Hebson’s poems measure travels not in miles but experiences
"South From Istanbul"
Poems by Ken Hebson
Green River Press, 2013
In his new book of poems, "South From Istanbul," Ken Hebson, of Guilford, explores the Buddhist thought that "a move in space would not/affect at all who we are." In two dozen poems, Hebson takes us to a generous portion of the world where he captures his sense of place through close attention to detail.
In spare and concrete language Hebson helps us feel places we are not likely to know firsthand. Here there are no slant truths (as Emily Dickinson might expect), none of the confessional reveries that crowd contemporary poetry. What we see is what we get (the way William Carlos Williams might say it).
On the shore of the Dardanelles, for instance, we come upon a man who "gazed at his wife, who was washing his feet." Riding a Jawa (motorcycle) on the coast of Turkey, we come to "a weathered sign at the side of the road" that points the way to TROIA, that ancient city "five thousand years old and nine cities deep, /each one built upon the last." Swimming off the "black sand beach" at Chios, Greece, we discover lucent insects "nestled in our pubic hair/like tiny lights on a Christmas tree ..."
There’s delightfully more: At Kathmandu, "found the rancid yak-butter tea refreshing,/and gave a spin to countless prayer wheels"; in Barcelona, racing a BMW 250, "face-time with raw fear"; at Obama (Japan), "They had t-shirts made/and wore them proudly./ Obama for Obama." Somewhere on the Omi-Imazu line, "a pair of fuzzy monkeys/perched on a bus-stop bench/ and they wink and wave./ What do we say now?"
But Hebson’s collection is not travelogue. Interspersed among the place poems are beautiful pieces speaking to the human condition. About anticipation and disappointment: "Rumor has it she was returning today/and I was at the station with violets." About loss: "As for the red plaid hunting coat/Šthe house was saved, but the coat was lost." About aging: "I bought a used BMW roadster/ŠEveryone has an opinion /ŠIt’s whimsical, comical, a tad sad/an old man’s folly, a mid-life crisis."
Hebson draws poetry from his life on a farm in southern Spain. "The evening chores call/but there is no great urge to leave/the fire and the family/this winter afternoon." But the chores are done: "With my head pressed against her hot flank/that smells so clean and bovine,/I gently pull the warm liquid/from her swollen udder/and tell her how fine she is." And this advice for gardeners: "We don’t fence the garden./Instead, my wife writes notes to the animalsŠ." In cozy, gently humorous verse Hebson finds the universality of farm work.
Hebson grew up in Detroit where, "You are what you drive." In his poem, titled simply, "Rides," following a catalog of cars driven by family members and friends, we come to these lines about buying a car that ought to be posted in every car dealer’s showroom: "At times we pass on pure practicality/and go with what fires the soul./Those are the rides that define us."
Worthwhile traveling, however global, is not measured in miles, but in experience.
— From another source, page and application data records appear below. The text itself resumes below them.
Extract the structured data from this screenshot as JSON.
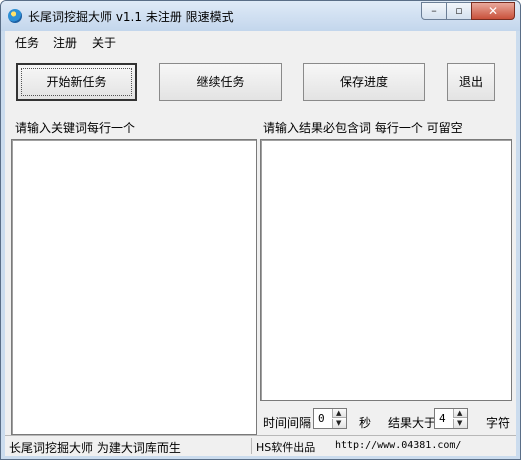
{
  "window": {
    "title": "长尾词挖掘大师 v1.1  未注册  限速模式",
    "minimize_glyph": "–",
    "maximize_glyph": "▫",
    "close_glyph": "✕"
  },
  "menu": {
    "items": [
      {
        "label": "任务"
      },
      {
        "label": "注册"
      },
      {
        "label": "关于"
      }
    ]
  },
  "toolbar": {
    "start_label": "开始新任务",
    "continue_label": "继续任务",
    "save_label": "保存进度",
    "exit_label": "退出"
  },
  "left_panel": {
    "label": "请输入关键词每行一个",
    "value": ""
  },
  "right_panel": {
    "label": "请输入结果必包含词  每行一个 可留空",
    "value": ""
  },
  "settings": {
    "interval_label": "时间间隔",
    "interval_value": "0",
    "interval_unit": "秒",
    "length_label": "结果大于",
    "length_value": "4",
    "length_unit": "字符"
  },
  "statusbar": {
    "left": "长尾词挖掘大师  为建大词库而生",
    "middle": "HS软件出品",
    "url": "http://www.04381.com/"
  },
  "icons": {
    "app": "app-globe-icon",
    "spin_up": "chevron-up-icon",
    "spin_down": "chevron-down-icon"
  }
}
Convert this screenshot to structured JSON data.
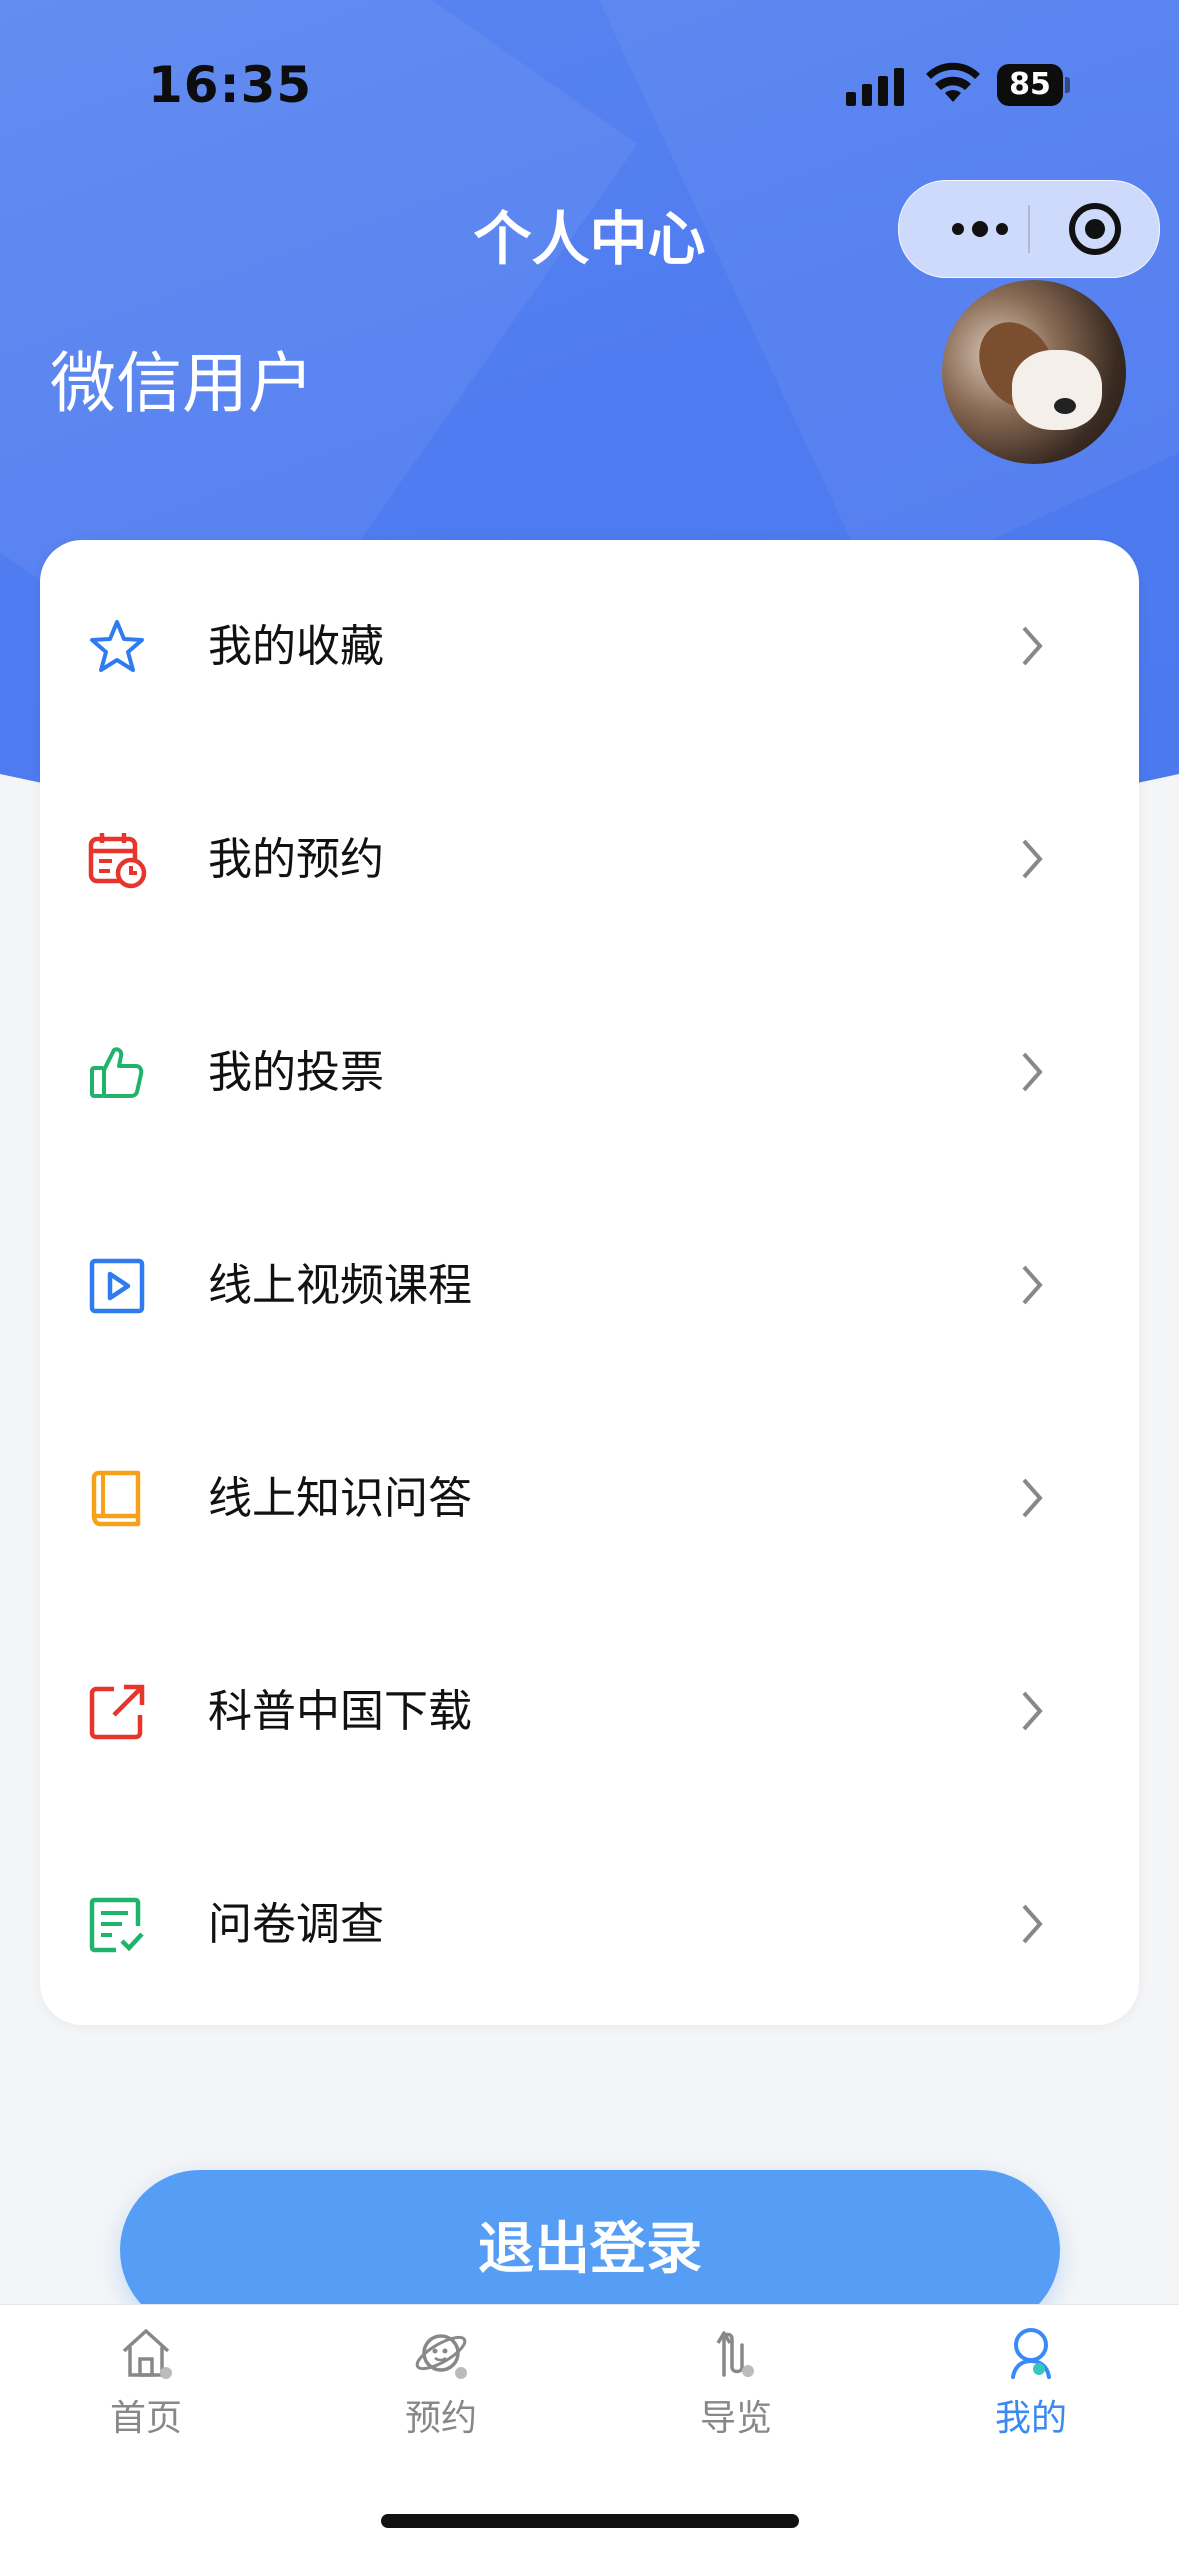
{
  "status_bar": {
    "time": "16:35",
    "battery": "85"
  },
  "header": {
    "title": "个人中心"
  },
  "user": {
    "name": "微信用户"
  },
  "menu": [
    {
      "label": "我的收藏",
      "icon": "star-icon",
      "color": "#2f7bf0"
    },
    {
      "label": "我的预约",
      "icon": "calendar-clock-icon",
      "color": "#e8352b"
    },
    {
      "label": "我的投票",
      "icon": "thumbs-up-icon",
      "color": "#1fb36b"
    },
    {
      "label": "线上视频课程",
      "icon": "video-play-icon",
      "color": "#2f7bf0"
    },
    {
      "label": "线上知识问答",
      "icon": "book-icon",
      "color": "#f5a21b"
    },
    {
      "label": "科普中国下载",
      "icon": "external-link-icon",
      "color": "#e8352b"
    },
    {
      "label": "问卷调查",
      "icon": "survey-check-icon",
      "color": "#1fb36b"
    }
  ],
  "logout_label": "退出登录",
  "tabbar": [
    {
      "label": "首页",
      "icon": "home-icon",
      "active": false
    },
    {
      "label": "预约",
      "icon": "planet-icon",
      "active": false
    },
    {
      "label": "导览",
      "icon": "route-icon",
      "active": false
    },
    {
      "label": "我的",
      "icon": "user-icon",
      "active": true
    }
  ],
  "colors": {
    "accent": "#3a8af5",
    "header_blue": "#4f7cf0",
    "button_blue": "#569ef5"
  }
}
Near the end of his book, Hebson sums up: "I have come/ten thousand lives/to sit in these bird tracks/on just this beach."
"South From Istanbul" is a handsome book designed and produced locally by Green River Press. Hand sewn and letterpress printed (Hebson printed some of the pages himself), this is an elegant book to hold and to read.
Charles Butterfield writes from Hinsdale, N.H. His new poetry collection, "Field Notes," will be released by Encircle Publications in Jun